YOSHIMURA SUZUKI GSX-R1000
Yoshimura’s GSX-R is completely different to any other GSX-R1000 on a grid this year. It borrows parts from the Suzuki MotoGP programme, has the most advanced electronics in the world and is built almost entirely from parts unique to this machine. It’s as breathtaking to look at as it is quick on the track. While Yoshi have always had close links to Suzuki, their factory links have been increased, with a lot of transfer from the MotoGP programme. They’re effectively Suzuki’s race department: this bike is pioneering kit part development which will filter down to supported teams, like the Hawk Racing bikes in BSB and on the roads. But even they won’t get everything seen here...
WHAT’S IN A NAME? The 2017 bike, codenamed the XRJ0, has been developed by Yoshimura in conjunction with the Suzuki factory. The Suzuka bike shares the same basic chassis and engine spec as the MotoAmerica and BSB bikes but has plenty of upgraded parts to change its character. The biggest visual changes are a bigger fuel tank and a modified swingarm for easier pitstops, but upgraded electronics make the biggest difference.

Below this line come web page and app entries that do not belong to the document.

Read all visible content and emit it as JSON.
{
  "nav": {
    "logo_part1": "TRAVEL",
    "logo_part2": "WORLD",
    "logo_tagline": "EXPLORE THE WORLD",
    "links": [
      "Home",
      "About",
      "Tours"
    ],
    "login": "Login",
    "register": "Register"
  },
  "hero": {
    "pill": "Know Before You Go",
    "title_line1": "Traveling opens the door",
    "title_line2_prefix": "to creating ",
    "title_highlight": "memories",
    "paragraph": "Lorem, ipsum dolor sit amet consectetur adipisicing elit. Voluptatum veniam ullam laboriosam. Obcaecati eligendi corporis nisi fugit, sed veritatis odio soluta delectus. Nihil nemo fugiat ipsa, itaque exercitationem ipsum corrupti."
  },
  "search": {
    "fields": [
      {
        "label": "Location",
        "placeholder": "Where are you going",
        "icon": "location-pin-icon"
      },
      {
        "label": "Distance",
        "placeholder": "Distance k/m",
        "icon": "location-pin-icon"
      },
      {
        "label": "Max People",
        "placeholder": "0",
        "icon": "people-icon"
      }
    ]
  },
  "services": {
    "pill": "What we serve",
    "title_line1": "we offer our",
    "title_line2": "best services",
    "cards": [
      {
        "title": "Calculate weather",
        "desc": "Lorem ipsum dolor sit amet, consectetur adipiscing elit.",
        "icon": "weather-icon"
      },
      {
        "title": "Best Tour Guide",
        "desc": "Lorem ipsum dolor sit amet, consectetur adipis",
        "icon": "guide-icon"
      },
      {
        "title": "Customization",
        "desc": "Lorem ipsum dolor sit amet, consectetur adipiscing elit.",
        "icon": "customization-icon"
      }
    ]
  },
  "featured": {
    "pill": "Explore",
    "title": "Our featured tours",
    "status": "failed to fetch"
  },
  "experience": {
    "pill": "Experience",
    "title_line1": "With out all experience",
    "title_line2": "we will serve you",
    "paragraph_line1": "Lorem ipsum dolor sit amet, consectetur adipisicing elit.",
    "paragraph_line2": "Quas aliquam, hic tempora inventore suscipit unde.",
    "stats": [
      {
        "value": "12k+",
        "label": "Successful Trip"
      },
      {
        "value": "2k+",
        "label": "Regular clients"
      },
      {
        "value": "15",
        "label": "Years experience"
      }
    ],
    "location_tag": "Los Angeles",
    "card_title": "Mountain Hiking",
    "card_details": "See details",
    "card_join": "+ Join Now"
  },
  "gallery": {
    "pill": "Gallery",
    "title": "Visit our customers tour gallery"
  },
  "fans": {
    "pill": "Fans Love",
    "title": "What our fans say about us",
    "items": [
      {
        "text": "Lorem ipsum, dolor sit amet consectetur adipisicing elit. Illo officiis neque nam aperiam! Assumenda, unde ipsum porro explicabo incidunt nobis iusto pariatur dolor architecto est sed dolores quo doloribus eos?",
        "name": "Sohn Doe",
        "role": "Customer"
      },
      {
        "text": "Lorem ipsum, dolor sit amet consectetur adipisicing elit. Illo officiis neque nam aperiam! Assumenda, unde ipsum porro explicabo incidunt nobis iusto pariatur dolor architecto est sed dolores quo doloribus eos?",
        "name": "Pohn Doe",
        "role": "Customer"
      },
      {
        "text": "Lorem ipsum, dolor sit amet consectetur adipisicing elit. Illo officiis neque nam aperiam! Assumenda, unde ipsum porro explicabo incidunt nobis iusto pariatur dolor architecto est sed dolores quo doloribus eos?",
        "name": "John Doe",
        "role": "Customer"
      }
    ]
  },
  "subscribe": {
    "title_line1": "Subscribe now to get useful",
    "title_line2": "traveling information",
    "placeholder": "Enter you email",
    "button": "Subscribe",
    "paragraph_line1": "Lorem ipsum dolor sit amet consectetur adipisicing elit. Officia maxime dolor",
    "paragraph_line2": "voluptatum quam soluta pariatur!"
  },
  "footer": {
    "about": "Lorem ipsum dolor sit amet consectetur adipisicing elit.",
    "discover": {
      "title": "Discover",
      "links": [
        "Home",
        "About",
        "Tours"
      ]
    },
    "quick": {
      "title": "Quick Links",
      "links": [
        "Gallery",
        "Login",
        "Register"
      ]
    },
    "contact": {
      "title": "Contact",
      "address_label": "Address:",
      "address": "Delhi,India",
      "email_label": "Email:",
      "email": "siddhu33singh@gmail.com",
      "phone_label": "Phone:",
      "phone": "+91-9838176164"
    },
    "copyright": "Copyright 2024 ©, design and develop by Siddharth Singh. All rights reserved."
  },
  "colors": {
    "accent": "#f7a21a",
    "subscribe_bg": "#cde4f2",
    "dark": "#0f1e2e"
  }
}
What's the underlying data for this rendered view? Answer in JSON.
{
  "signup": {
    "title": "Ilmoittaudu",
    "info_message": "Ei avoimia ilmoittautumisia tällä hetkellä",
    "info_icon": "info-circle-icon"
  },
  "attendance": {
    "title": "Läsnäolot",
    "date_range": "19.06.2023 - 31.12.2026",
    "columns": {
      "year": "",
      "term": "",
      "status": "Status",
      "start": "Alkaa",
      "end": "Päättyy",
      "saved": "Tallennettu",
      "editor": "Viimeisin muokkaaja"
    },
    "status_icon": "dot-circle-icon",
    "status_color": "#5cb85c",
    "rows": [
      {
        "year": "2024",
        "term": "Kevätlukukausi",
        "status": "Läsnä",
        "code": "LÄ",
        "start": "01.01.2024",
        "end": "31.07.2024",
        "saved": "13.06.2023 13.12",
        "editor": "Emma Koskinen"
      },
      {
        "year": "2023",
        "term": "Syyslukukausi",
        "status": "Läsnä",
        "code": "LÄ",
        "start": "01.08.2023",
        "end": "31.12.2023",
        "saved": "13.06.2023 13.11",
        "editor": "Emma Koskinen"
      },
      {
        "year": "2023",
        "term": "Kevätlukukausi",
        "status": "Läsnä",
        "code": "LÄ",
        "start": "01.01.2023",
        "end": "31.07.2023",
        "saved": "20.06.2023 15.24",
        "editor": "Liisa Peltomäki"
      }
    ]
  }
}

ELECTRONICS The Magneti Marelli unit benefits from the input of the Suzuki factory’s electronics department, and with three electronics engineers on site at Suzuka this is the area with the most resources allocated to it over the race weekend. Freedom from the usual restrictions mean this system is more advanced than even a MotoGP machine’s. The team can tweak their maps to pinpoint power delivery at each corner.
ENGINE AND EXHAUST The same spec as in domestic championships; the team can only make limited changes to the power unit. They changed their engine spec just days prior to Suzuka, looking for more midrange torque. To prove reliability they simulated 340 laps of Suzuka on the dyno. The unit was installed on Wednesday and the bike qualified second fastest. The Yoshi-designed exhaust took 18 months to develop.
SWINGARM Lengthened and stiffened, taking lessons from the GSX-RR MotoGP bike. The swingarm pivot is heavily modified, too – the area is machined out and fitted with adjustable inserts.
AERODYNAMICS Tinkering has taken place to reduce drag and increase top speed. Despite a similar silhouette to the standard road bike, the Yoshi bike has a subtly widened top fairing around the screen, and a carbon cowl below the rider’s feet to further the aerodynamic gains.
CARBON FIBRE It’s everywhere, from the self-supporting seat, to tiny protectors on the clutch and rear brake. While endurance teams typically focus on speed of repair, Yoshimura made a clear decision to focus solely on speed on track.
WEIGHT DISTRIBUTION The 24-litre tank is eight litres larger than stock, so space has to be created to fit the increased volume in a way that doesn’t unduly affect weight distribution. The fuel cell is buried in the frame and subframe, keeping the weight low and central to minimise its effect on the bike’s inertia from upright to full lean.
BRAKES Tiny 290mm discs are used with Brembo M50 calipers. Typically, a 320mm disc is used in WSB (and as standard) but at Suzuka – a circuit without many heavy braking zones – the requirements are different, and the reduced inertia/unsprung mass was deemed to benefit steering to a greater degree than the reduced swept area would compromise braking. Brookes and Guintoli didn’t use the foot-operated, billet Nissin rear caliper, whereas Tsuda used it extensively.
‘WITH FULL FACTORY ELECTRONICS IT FEELS BETTER THAN EVEN THE SUZUKI MOTOGP BIKE – THIS IS AS GOOD AS IT GETS’